-       “the quest for the bourgeois utopia of a totally calculable and safe environment has paradoxically generated radical insecurity (Unheimlich). Indeed ‘where technology has achieved an apparent victory over the limits of nature . . . the coefficient of known and, more significantly, unknown danger has increased proportionately.’ In part, this is because the metropolis’s interdependent technological systems—as Americans discovered in the autumn of 2001—have become ‘simultaneously so complex and so vulnerable’. More profoundly, the capitalist big city is ‘extremely dangerous’ because it dominates rather than cooperates with Nature. (Although Bloch has the old-fashioned centralized industrial city in mind, his argument would presumably apply to the networked and polycentric metroregion as well.)” — Mike Davis “The Flames of New York


-       If plurality and contradiction are integrally related to both place and time, then they might be characteristically embodied in the city.

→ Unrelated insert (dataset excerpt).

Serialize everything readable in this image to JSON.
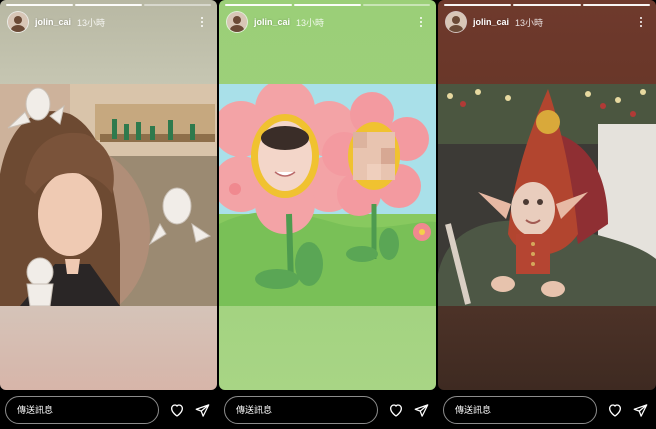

These diametric extremes are contained (if not controlled) by the imprecise limits of the urban city as a kind of organism which expands, contracts, expires and reproduces itself according to its history, but in response also to external shocks and stimuli. It lives and breathes as we do but more slowly, through porous inorganic surfaces, caught in the same striation of past, present and future that marks our paradoxical relationship to time.

-       Pictures of pictures of buildings are pictures of the compression of the multiple strata of time. Architecture preserves and disguises the specific quality of the time of its invention by persisting in a constant process of adaptation to change. So too do trees. And yet they seem antithetical and intrinsically opposed when conjoined in the banlieu of the city – contrasted or even at odds with one another on the basis of their differing forms of sustenance: organic and inorganic materials that replicate, grow, fail and expire.

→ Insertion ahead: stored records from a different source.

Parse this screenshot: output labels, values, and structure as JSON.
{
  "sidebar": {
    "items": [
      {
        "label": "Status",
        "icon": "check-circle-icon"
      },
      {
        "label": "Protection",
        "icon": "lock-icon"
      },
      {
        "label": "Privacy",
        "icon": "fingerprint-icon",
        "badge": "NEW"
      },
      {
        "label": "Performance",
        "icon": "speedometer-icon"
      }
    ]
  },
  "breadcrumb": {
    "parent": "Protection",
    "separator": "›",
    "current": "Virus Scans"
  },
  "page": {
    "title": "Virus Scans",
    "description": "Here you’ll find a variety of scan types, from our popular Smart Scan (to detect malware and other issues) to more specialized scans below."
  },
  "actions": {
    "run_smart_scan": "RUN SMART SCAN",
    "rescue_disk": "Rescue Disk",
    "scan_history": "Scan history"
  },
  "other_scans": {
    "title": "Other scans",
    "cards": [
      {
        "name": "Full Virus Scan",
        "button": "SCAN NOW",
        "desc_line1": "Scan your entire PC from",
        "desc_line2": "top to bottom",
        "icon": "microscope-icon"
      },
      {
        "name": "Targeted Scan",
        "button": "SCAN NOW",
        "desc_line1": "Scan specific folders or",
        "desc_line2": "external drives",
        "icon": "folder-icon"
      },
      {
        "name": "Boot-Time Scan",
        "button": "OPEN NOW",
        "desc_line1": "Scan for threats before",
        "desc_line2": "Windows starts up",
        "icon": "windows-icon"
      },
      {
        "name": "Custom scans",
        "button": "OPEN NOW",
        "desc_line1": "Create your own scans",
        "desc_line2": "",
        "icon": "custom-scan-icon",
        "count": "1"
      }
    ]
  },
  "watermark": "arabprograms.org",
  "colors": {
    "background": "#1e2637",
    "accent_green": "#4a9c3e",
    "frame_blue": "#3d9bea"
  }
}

-       “Because towns are necessarily parasitic on their rural surroundings, urban ecosystems encompass more than what is found inside their walls. A town with three thousand inhabitants, a medium-sized town in the Middle Ages, needed to control the lands of at least ten villages around it (an area of approximately five square miles) to ensure a constant supply of edible biomass” — Manuel De Landa, “A Thousand Years of Nonlinear History


-       How can one think, much less Reprint the City, without pre-determining its limits (in space) and its nature (by fixing it in time)? It must at a minimum contain everything by which it is traversed – wind, effluence, Euclidean space, pre-recorded announcements, seeds, reflections, magnetic resonances, expired spermatozoa, capital flows, disparate languages, biomass and digital information, to name a few.

-       Cities are characterised by the concatenation of multiple speeds or models of time, from that of subsidence, or bacterial reproduction to the speed of the Unified Wireless IP. How is a business park a park if each move at such distinct speeds? How is a city singular if it consists precisely in multiplicity? Is a city like a drawing, as defined by Berger, which “contains the time of its own making,” or like a photograph, which “receives almost instantaneously”?


-       To transpose something of the illogical cacophony of a city’s periphery to the permeable surface of the printed page, and to do so in such a way that the constitutive dot pattern of the printed image is legible at a certain intimate distance, and imperceptible at a greater remove, is to suggest that all edges are unfinished and in a constant process of dissolution or re-construction. Or,

-       Between beginnings or entrances we are on the cusp of transformation, which is a process of making over anew — making over from a point that lies midway between immersion and separateness, at a distance where change is not only imminent but susceptible to alteration.